**Work instruction**
Where in the records does the word "this" occur? Copy each line in which it does.

**Data for processing**

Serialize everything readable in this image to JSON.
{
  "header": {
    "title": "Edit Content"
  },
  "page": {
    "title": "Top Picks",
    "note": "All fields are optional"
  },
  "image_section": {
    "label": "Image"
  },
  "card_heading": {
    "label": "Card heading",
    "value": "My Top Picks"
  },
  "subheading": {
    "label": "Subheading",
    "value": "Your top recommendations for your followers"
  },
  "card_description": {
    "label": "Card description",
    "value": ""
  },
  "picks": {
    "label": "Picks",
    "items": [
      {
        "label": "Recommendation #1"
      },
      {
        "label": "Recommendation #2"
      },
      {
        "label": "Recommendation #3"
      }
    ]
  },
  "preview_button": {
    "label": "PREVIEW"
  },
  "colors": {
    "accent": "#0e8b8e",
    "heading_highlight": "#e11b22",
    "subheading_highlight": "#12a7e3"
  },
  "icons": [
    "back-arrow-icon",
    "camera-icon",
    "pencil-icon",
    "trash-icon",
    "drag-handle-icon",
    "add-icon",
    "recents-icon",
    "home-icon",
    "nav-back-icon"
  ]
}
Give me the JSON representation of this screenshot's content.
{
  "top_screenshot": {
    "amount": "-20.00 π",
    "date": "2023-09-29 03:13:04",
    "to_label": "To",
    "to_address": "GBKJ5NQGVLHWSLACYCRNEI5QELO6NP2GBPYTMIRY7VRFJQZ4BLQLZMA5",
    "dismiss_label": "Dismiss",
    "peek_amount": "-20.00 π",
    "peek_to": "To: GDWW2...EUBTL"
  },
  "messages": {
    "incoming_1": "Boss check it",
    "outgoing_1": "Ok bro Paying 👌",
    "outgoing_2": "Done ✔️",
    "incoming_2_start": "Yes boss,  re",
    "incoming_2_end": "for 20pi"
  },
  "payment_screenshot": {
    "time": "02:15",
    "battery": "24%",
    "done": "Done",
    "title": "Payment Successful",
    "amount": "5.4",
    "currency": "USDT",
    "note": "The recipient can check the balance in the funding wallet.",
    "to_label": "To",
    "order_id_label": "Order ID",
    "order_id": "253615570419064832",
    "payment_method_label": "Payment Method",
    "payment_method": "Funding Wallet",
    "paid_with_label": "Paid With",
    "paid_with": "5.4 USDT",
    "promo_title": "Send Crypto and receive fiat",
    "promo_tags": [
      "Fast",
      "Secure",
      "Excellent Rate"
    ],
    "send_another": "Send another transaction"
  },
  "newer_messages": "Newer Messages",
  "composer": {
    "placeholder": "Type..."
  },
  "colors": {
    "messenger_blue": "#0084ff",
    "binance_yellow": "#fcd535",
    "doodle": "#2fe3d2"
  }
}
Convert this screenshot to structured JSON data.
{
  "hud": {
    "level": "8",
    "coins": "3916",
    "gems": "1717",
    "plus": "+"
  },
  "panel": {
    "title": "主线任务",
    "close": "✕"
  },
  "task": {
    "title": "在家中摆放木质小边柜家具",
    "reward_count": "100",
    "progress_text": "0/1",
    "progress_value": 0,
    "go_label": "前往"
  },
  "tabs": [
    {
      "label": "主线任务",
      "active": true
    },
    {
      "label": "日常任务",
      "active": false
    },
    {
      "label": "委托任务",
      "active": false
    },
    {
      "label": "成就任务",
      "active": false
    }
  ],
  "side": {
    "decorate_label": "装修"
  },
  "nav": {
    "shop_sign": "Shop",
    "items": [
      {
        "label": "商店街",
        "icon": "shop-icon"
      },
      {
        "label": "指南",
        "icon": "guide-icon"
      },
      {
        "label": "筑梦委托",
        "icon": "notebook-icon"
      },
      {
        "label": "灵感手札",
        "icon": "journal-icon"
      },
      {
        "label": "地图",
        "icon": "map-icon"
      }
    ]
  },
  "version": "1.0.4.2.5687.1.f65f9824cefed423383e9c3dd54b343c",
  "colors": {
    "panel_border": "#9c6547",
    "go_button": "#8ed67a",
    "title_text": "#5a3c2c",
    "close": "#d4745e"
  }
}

**The answer**
Serialize everything readable in this image to JSON.
Give me the JSON representation of this screenshot's content.
Convert this screenshot to structured JSON data.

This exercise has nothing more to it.